When we disagree with someone about the Bible’s teaching, we cannot simply shrug and say, “That’s your interpretation.” Today, R.C. Sproul reminds us that serving the God of truth involves a concern for understanding His Word correctly.
I don’t know how many times in my life somebody has said to me, after I’ve given my perspective on a particular biblical passage or something like that, someone has said to me, “Well, that’s your opinion,” or “That’s your interpretation.” That’s manifestly obvious. Anytime you utter words, or anytime you state a position, or make an assertion, or express a conviction, you’re obviously stating your opinion. You’re obviously stating your interpretation.
I’ve often wondered what people mean by that when they say that to me. Are they suggesting that because it’s my interpretation, it must be wrong? Because everything that I say is wrong, and this is something that I say, therefore, it must be wrong?
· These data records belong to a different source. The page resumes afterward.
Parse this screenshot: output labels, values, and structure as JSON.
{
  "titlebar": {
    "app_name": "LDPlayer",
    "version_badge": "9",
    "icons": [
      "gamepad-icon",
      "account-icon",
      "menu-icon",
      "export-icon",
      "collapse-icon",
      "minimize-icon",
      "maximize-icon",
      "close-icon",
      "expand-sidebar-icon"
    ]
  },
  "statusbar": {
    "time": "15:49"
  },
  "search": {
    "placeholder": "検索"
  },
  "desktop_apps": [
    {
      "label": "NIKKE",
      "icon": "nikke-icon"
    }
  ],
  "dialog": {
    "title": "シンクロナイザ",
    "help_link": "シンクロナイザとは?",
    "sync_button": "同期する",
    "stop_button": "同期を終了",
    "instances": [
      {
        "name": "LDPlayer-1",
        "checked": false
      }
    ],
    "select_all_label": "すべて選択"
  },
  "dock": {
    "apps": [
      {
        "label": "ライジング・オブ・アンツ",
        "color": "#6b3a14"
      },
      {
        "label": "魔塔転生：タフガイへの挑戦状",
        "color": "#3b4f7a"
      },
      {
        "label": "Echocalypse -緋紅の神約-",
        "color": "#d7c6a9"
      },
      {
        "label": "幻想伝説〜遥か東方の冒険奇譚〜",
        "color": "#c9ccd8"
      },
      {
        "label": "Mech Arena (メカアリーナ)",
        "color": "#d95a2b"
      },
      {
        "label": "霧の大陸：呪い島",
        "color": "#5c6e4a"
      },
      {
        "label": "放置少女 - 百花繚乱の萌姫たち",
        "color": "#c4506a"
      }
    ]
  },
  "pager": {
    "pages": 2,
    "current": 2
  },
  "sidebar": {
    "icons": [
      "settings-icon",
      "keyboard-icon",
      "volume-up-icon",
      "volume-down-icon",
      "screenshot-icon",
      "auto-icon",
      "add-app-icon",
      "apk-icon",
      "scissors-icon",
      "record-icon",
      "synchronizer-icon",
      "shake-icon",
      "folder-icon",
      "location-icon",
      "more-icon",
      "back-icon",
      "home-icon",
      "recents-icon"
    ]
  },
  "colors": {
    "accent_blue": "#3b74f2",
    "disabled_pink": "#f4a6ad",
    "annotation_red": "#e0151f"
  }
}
I don’t think that’s what people mean. I don’t think they’re being nasty or rude when they make a statement like that to me.
What are they saying? “Well, you have your interpretation. I have my interpretation. Somebody else has their interpretation. We all have our different interpretations, and in spite of the fact that they don’t agree, that’s all right. That produces peace.” But truth is slain in the streets. And as much as I can understand the New Testament, I see on every page a passionate concern for truth, because God is a God of truth.